> WORK TO BE COMPLETED:
Whenever a line in the following entries includes "JSON", tally it. Report nothing except the final count.

########################################

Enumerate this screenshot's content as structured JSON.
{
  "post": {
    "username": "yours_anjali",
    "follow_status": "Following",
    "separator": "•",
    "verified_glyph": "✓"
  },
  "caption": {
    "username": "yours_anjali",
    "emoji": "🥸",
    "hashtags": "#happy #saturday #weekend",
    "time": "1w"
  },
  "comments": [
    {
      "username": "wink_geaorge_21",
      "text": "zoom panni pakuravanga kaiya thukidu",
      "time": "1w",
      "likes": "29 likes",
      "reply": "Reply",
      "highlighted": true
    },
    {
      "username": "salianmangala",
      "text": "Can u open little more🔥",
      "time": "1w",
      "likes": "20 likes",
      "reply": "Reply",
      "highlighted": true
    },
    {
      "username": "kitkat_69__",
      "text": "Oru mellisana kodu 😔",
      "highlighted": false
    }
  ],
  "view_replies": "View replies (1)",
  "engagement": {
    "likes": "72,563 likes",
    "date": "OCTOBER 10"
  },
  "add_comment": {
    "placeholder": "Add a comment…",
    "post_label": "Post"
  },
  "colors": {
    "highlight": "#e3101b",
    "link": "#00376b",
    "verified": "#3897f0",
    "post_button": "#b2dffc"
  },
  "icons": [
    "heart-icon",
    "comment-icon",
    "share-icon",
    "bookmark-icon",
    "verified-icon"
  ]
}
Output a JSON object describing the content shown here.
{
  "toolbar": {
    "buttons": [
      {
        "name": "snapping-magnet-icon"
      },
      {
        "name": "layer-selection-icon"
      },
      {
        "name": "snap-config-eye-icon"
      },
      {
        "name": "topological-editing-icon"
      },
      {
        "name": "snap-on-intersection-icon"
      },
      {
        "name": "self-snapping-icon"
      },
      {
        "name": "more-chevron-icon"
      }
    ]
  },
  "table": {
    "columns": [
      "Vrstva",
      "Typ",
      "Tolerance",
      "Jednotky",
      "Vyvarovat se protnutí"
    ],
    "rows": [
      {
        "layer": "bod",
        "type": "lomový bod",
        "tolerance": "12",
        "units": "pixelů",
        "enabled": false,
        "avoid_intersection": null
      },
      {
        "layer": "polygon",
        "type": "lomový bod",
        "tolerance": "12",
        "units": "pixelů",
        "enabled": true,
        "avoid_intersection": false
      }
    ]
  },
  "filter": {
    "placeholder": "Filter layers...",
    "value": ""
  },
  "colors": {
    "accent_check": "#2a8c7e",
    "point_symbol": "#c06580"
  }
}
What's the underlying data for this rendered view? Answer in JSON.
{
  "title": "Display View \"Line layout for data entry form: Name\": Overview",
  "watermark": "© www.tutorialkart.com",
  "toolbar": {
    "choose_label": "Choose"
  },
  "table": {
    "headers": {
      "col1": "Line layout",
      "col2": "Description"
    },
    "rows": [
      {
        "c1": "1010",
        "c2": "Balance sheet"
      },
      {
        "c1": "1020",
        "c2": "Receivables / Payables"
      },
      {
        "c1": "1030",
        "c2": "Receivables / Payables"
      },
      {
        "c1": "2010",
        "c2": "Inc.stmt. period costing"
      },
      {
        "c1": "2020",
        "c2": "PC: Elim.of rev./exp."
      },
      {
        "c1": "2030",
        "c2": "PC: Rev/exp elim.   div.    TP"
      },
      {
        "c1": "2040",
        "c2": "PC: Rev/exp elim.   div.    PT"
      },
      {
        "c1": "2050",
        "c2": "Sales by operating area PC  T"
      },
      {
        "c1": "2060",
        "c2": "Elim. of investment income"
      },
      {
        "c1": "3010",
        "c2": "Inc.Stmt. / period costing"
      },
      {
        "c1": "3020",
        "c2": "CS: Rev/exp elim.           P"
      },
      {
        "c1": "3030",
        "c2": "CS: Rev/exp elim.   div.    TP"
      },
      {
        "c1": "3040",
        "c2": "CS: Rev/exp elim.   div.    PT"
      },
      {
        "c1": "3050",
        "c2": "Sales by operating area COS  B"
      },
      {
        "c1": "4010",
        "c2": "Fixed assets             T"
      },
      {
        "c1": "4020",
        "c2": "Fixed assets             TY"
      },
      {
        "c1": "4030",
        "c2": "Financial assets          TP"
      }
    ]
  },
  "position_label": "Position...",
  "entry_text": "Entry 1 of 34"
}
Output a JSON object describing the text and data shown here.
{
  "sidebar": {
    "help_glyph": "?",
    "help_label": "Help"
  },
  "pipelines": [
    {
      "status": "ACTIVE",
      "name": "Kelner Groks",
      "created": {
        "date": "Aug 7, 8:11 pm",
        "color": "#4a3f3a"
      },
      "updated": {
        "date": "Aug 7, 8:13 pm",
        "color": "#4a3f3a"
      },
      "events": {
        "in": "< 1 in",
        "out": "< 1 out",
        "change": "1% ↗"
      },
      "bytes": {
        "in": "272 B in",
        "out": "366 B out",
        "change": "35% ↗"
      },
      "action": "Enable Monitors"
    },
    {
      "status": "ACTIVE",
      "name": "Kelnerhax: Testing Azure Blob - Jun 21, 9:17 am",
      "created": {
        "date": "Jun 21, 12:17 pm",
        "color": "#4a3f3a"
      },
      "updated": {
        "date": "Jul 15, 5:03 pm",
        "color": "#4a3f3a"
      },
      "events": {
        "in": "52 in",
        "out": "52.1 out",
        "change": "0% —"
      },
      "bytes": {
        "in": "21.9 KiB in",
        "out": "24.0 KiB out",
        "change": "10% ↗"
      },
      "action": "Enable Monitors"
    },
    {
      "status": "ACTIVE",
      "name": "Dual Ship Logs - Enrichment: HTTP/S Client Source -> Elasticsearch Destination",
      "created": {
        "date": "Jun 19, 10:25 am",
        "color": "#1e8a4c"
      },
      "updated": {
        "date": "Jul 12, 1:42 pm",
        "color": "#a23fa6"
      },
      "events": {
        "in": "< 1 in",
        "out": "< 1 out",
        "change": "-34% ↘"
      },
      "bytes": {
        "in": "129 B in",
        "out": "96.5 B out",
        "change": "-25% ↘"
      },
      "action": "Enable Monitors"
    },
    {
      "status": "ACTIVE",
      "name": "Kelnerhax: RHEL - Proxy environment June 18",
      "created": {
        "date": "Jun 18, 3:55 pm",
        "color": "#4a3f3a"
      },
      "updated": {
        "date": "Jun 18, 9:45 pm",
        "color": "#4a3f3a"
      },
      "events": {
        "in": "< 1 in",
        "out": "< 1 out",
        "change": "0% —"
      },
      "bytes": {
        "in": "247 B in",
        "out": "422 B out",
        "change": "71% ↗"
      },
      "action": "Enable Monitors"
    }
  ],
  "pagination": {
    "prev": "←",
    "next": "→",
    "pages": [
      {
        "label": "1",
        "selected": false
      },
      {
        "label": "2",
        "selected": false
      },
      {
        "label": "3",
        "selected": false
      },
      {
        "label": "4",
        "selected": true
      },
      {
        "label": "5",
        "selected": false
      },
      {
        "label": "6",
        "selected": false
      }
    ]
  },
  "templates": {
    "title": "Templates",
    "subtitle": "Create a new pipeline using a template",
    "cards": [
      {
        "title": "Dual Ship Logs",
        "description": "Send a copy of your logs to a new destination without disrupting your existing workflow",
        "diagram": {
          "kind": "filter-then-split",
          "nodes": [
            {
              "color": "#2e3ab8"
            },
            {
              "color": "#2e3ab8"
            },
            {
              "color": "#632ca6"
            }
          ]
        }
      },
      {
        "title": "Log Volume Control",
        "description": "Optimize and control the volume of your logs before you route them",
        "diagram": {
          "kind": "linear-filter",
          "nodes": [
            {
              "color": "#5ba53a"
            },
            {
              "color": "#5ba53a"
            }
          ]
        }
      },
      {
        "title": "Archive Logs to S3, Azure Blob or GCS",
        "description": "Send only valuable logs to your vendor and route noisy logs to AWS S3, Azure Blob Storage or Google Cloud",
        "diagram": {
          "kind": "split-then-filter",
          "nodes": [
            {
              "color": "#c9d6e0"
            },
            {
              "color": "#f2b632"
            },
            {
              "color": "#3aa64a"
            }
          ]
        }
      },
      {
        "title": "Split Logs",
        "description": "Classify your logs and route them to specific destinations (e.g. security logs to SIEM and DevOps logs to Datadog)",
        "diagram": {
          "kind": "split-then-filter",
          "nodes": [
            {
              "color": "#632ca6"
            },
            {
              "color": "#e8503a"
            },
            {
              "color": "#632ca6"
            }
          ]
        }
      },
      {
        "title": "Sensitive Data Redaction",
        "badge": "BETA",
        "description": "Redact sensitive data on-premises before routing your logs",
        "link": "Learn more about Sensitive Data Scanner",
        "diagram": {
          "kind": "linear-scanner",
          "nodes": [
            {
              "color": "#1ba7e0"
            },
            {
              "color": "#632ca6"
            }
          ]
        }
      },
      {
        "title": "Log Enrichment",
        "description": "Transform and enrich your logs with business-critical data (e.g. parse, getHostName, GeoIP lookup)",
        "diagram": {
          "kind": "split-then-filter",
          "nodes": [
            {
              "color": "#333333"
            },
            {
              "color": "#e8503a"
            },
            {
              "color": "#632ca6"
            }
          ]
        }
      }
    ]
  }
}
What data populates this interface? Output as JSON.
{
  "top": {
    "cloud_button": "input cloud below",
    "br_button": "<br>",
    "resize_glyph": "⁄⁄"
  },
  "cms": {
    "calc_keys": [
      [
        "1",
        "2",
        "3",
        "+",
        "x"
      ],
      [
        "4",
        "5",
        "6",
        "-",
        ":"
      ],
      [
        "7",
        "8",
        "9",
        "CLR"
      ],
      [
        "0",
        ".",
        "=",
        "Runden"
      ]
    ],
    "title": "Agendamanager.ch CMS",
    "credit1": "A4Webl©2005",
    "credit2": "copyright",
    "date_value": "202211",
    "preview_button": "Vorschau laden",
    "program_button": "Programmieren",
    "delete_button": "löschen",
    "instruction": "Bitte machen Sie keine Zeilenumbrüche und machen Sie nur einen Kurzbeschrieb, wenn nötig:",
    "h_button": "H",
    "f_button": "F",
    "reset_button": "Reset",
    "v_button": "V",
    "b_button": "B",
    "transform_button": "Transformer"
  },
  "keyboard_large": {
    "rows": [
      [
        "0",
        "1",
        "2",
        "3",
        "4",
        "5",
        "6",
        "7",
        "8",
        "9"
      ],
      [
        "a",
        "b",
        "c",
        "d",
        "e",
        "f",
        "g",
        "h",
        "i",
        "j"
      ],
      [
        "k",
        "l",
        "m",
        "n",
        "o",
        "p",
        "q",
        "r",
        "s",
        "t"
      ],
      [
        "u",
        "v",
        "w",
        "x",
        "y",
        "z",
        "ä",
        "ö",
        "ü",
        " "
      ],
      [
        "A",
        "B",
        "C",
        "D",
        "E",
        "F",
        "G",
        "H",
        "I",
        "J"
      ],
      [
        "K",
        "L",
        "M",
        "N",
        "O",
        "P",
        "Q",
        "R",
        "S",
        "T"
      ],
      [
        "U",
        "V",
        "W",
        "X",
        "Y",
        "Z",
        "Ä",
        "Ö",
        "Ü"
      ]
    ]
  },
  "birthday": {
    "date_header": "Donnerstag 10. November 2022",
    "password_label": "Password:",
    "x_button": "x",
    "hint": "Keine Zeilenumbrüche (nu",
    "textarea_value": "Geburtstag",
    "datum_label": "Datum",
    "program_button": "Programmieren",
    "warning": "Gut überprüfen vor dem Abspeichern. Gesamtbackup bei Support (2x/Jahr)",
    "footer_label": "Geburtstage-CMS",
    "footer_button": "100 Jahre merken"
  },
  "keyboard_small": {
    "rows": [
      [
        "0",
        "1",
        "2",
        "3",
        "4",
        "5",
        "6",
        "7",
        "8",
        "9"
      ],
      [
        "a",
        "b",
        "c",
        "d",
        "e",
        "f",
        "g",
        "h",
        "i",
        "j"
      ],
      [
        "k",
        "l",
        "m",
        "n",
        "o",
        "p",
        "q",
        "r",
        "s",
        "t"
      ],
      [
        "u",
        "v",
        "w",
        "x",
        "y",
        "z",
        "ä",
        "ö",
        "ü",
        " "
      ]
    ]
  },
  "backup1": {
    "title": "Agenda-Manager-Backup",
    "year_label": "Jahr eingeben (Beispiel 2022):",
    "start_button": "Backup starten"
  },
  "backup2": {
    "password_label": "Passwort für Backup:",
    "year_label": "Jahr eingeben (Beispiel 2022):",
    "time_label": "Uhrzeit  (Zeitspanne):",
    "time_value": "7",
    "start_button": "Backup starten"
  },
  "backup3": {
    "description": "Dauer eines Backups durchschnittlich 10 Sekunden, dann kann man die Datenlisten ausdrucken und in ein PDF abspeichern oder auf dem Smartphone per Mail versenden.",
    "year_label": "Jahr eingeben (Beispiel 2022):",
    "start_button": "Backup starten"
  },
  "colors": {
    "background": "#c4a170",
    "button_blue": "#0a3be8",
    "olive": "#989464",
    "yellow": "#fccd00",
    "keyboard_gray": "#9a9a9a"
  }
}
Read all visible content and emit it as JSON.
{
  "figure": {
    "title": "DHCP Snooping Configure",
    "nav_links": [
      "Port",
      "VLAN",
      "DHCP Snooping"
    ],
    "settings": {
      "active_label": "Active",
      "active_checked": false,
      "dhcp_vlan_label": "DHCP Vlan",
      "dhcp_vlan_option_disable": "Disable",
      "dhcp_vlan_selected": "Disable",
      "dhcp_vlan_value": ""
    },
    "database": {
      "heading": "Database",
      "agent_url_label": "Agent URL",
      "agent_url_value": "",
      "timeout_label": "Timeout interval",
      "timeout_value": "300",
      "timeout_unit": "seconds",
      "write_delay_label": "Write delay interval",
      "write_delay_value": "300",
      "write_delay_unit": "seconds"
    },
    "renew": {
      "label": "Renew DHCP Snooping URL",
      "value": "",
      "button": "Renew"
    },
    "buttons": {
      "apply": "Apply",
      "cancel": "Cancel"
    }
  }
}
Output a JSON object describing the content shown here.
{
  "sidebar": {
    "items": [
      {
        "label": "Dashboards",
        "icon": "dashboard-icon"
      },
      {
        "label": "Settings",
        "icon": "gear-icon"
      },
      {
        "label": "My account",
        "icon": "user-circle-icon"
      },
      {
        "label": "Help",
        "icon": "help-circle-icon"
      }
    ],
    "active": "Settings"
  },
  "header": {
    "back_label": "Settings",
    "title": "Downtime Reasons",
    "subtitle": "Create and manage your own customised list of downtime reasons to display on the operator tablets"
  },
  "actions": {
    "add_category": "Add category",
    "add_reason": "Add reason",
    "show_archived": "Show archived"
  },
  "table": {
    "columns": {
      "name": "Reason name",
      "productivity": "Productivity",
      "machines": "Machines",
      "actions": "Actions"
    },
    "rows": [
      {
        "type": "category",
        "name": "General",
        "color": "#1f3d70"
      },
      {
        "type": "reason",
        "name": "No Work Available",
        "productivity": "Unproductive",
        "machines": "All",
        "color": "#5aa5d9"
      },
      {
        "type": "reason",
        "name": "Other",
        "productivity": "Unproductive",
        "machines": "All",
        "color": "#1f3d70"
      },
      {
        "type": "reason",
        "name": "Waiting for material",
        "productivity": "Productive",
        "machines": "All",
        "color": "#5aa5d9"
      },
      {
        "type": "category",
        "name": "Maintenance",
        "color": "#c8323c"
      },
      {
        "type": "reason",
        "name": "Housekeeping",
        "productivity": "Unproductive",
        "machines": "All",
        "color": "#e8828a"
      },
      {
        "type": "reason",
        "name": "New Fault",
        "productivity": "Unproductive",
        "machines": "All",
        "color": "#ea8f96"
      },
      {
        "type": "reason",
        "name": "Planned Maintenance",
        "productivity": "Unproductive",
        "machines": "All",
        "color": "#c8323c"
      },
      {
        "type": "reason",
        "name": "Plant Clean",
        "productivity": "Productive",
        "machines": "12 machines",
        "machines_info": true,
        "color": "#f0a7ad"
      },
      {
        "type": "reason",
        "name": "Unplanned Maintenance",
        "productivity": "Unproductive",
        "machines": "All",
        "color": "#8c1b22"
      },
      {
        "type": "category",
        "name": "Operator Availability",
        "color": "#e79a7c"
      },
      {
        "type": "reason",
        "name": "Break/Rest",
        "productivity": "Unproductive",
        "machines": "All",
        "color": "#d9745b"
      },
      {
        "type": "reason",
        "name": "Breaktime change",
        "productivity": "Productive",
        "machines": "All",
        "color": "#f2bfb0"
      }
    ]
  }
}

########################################

> RESULT FOR THIS TASK:
7